War & Peace
The moving and dramatic episodes of the BBC’s adaptation of ‘War and Peace’ dazzled viewers and critics alike with bloody battle scenes, futile gestures and moments of redemption – although some commentators found the heady mix disorientating.
War and Peace is the “greatest TV costume drama of the past decade”, for Ben Lawrence in the Daily Telegraph. Despite the need to condense so much plot into six and a half hours, Andrew Davies’s script still managed to find room to offer psychological depth to the characters, enhanced by the performances of a talented cast. The BBC interpretation may have drastically altered the denouement of Leo Tolstoy’s doorstopper but who cares, says Christopher Stevens in the Daily Mail. The original ending, with its depressing epilogue, was a “stinker”, whereas the TV finale gave Pierre, Natasha, Nikolai and Marya the happy ending they deserved.
Andrew Davies, the award-winning screenwriter continually takes up the challenge of adopting classic works of literature for television probably always begging for more screen time, which means more production budget to do the Novel justice. He has a great knack of bringing the essence of a classic novel out by knowing what TV viewers want to see on screen. Leaving out anything that does not contribute to the modern medium. It was in Autumn 1972 when the BBC last attempted a TV dramatization of ‘War & Peace’. Then in 20 episodes when a young Anthony Hopkins played Pierre Bezukhov. Thus emphasising the size of task facing Davies.
Asked by the BBC’s Writers room – How did you approach this adaptation? He answered ‘When I’m reading the novel, I’m looking for whose story is it really, who we go on the journey with. In War & Peace, it’s very much Pierre, Andrei and Natasha.
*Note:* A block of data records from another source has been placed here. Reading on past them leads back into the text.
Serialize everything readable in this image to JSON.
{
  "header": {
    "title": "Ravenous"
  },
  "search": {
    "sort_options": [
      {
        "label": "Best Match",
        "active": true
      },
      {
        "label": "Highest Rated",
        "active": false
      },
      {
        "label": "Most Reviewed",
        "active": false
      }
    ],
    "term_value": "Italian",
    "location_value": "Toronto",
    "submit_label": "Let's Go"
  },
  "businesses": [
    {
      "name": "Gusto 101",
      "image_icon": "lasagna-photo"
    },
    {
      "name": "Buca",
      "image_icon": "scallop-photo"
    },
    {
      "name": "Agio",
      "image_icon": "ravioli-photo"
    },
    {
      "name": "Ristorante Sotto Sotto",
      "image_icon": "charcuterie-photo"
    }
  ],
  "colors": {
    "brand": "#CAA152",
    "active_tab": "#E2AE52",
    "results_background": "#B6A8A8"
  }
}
I try to make everything a scene with them in it or a scene that relates to them. So that we never lose touch with them and make sure we come back to them regularly. We get on their side and stay there.’
Was the adaptation hard to structure? ‘Not especially. I haven’t felt any need to change ‘War & Peace’. Occasionally I have written one or two things that Tolstoy forgot to write!’ This was picked up by Hannah Furness, in The Daily Telegraph, stating ‘anyone sitting down to the BBC’s adaptation of Tolstoy’s classic may find themselves a little confused, after writer Andrew Davies added a few extra scenes of his own. Davies confirmed by saying ‘he had invented his own sex scenes, spicing up the love stories with the bits he claims Tolstoy “forgot”. They include an incest storyline in which amoral siblings Anatole and Helene star in their own dark bedroom scene in the very first episode’.
Matthew Willetts MA is the Director of Comicus who has over 35 years experience in television, film, theatre, and comedy club/cabaret entertainment, working as a performer, screenwriter, producer and agent. He lectured at Southampton Solent University in Comedy, Screenwriting, Television, Theatre & Radio. Matthew can sometimes be seen and heard on TV & Radio and often quoted in the national press and media publications. As well as speaking regularly at festivals and industry conferences, he has been a judge at the Edinburgh Fringe Festival and the Montreux Television Festival.